Truly, a beautiful moment, brought forth due to a sign. 

On the other end, signs can be a big distraction. 

If you’ve never experienced a live event while standing behind a fan holding up a sign for over half the game, then thank your lucky stars because it fucking blows. There are heartwarming moments occasionally, but chances are the sign is requesting some deep cut the band won’t play. That, or a request to play a song with the band. 

This person is known as the Billboard. 

The Billboard is not every fan that brings a sign to a concert, nor is it every fan that holds up a sign during the show. The Billboard is the fan that is relentless to get noticed, and hoists the sign for a majority of the show. 

Believe it or not, holding up a massive fucking piece of cardstock obstructs the view of everyone in a ten-foot radius. If you want to hold up a sign, get there early and reserve a spot way up front. Being in the middle of the floor with a sign obstructs the view of others too much. Also, there comes a point where the band won’t notice your sign due to sheer distance from the stage, so don’t even bother bringing your sign to the nosebleeds. 

Two years ago I went to my first Foo Fighters concert. I was beyond excited. I love their music and couldn’t wait to experience their live performance everyone raves about. 

The concert, to this day, is the most fun I’ve had a show, but it could have been ruined had we stayed behind the Billboard in front of us for the entirety of the performance. This Billboard held up a sign for thirty minutes (until we naturally shifted away), requesting if he could play “My Hero” on the drums. 

Now, the Foo Fighters are notorious for inviting fans on stage to play songs, and sometimes they are incredible.
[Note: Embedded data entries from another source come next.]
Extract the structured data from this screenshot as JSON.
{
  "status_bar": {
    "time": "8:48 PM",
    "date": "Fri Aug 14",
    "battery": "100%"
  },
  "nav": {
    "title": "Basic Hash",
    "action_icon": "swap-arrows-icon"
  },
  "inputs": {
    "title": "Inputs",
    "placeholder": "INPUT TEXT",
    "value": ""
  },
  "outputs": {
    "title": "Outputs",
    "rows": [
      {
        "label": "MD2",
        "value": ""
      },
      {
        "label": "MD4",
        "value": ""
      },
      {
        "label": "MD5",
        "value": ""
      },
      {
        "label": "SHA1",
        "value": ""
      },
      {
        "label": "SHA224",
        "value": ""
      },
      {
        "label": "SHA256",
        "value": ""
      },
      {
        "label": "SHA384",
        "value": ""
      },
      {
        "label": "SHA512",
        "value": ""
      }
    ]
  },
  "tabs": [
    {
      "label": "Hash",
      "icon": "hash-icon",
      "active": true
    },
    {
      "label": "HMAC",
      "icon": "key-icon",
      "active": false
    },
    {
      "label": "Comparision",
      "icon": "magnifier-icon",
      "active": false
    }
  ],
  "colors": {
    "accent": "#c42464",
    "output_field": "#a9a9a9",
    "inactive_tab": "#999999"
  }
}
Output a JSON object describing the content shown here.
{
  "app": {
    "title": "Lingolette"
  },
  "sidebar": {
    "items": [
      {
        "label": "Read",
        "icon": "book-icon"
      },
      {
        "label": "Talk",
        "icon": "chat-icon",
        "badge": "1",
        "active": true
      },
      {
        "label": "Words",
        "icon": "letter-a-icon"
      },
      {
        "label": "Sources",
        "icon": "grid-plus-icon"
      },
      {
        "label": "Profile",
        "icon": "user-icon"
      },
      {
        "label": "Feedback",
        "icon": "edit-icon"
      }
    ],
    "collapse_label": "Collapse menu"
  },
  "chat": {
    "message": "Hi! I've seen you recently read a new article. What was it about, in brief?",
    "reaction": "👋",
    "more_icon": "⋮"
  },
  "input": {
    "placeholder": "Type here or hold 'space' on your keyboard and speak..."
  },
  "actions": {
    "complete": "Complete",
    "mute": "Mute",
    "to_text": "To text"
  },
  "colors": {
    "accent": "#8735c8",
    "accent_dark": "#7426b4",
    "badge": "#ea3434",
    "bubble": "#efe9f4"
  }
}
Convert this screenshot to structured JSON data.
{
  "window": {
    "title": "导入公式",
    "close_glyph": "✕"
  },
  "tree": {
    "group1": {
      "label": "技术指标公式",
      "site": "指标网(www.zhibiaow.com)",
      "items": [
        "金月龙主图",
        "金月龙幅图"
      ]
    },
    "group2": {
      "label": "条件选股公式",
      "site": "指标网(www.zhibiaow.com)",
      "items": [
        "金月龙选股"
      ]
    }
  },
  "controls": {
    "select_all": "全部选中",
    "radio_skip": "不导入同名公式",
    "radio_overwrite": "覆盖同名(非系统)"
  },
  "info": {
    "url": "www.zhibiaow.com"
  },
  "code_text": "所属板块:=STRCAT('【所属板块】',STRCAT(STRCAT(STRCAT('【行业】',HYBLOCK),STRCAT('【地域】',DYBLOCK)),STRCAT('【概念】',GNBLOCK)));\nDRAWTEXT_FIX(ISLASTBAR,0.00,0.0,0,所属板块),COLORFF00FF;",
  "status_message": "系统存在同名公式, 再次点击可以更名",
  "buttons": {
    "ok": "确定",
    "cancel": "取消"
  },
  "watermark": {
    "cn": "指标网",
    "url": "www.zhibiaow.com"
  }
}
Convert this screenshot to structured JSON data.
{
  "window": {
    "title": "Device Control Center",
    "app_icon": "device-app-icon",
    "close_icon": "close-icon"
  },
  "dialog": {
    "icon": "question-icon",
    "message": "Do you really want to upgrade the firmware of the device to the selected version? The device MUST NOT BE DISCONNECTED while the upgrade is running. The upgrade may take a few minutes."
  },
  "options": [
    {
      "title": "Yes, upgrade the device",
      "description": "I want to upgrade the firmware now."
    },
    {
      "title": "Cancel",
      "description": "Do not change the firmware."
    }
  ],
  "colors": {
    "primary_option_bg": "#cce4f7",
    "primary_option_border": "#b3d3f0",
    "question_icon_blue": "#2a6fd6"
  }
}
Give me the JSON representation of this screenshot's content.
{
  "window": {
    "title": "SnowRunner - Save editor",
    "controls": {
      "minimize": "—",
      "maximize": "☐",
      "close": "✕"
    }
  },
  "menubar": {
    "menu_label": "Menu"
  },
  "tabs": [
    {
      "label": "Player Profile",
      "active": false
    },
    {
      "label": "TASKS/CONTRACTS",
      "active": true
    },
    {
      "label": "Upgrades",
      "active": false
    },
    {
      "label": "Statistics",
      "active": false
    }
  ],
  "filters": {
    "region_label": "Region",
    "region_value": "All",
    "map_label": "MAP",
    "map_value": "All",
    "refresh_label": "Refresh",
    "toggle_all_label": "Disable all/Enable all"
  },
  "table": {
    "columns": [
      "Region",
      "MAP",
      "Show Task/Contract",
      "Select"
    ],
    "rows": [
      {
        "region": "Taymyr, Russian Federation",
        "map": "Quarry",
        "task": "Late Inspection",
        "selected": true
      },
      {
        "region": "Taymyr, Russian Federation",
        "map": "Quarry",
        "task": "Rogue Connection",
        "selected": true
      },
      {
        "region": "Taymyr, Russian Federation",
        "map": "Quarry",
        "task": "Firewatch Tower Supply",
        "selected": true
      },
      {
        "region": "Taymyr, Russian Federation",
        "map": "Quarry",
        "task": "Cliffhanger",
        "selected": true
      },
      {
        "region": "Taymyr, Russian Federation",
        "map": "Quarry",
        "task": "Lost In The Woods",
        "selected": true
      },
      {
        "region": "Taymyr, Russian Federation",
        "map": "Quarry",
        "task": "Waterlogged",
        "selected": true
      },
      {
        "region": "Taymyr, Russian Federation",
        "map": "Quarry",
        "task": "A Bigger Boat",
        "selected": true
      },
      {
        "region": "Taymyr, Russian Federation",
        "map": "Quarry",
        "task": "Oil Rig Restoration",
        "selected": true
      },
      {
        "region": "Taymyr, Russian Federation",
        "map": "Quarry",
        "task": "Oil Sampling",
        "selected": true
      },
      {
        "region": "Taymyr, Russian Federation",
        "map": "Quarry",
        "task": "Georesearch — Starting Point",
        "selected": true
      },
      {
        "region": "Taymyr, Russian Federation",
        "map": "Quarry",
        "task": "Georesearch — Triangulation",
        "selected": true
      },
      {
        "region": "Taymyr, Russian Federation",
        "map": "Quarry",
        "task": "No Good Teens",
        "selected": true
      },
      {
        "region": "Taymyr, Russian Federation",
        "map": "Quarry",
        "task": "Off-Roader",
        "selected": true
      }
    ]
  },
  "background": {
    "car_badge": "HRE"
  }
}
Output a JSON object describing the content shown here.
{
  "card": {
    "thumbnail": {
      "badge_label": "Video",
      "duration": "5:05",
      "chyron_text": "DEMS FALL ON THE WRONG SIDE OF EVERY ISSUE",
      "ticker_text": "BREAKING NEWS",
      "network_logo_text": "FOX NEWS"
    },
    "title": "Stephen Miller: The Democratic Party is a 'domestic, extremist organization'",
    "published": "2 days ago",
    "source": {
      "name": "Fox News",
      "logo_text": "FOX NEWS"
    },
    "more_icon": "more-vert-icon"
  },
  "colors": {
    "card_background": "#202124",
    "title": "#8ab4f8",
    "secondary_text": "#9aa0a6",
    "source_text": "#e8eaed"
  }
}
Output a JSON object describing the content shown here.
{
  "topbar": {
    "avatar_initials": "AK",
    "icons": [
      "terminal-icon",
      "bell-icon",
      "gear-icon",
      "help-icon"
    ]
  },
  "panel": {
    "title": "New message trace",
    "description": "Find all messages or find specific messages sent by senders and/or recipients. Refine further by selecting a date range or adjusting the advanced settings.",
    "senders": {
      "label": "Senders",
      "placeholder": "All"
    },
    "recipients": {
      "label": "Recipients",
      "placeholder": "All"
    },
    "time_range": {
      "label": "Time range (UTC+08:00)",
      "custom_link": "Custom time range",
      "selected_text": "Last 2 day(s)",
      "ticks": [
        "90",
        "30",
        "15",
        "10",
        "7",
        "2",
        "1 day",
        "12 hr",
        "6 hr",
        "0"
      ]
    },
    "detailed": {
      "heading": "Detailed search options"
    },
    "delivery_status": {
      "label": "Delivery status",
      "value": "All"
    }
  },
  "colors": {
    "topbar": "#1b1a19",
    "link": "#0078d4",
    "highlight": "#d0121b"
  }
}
Normally, that’s reserved for “Monkeywrench” or some cover songs. If it’s a meaningful, smash-hit like “My Hero,” everyone would much rather watch Taylor Hawkins, one of the greatest active drummers, play the song. Sorry, dude.  

Again, signs can lead to touching moments, like the aforementioned Garth Brooks show. If your sign provides value and meaning, please bring it along. Moments like the Garth Brooks show, or this one with Eddie Vedder and a fan, are special and wholesome. 

If your sign is a request to slap the bass during a hit, and you’re NOT an adorable little kid, then please keep it at home. 


This concludes my 4,000 word Ted Talk on not being a dick at a concert. 

It is fine to take pictures, get drunk, and dance at shows, but please do so in moderation. People pay good money to see their favorite bands. Don’t be the Drunken Oaf that ruins it for them.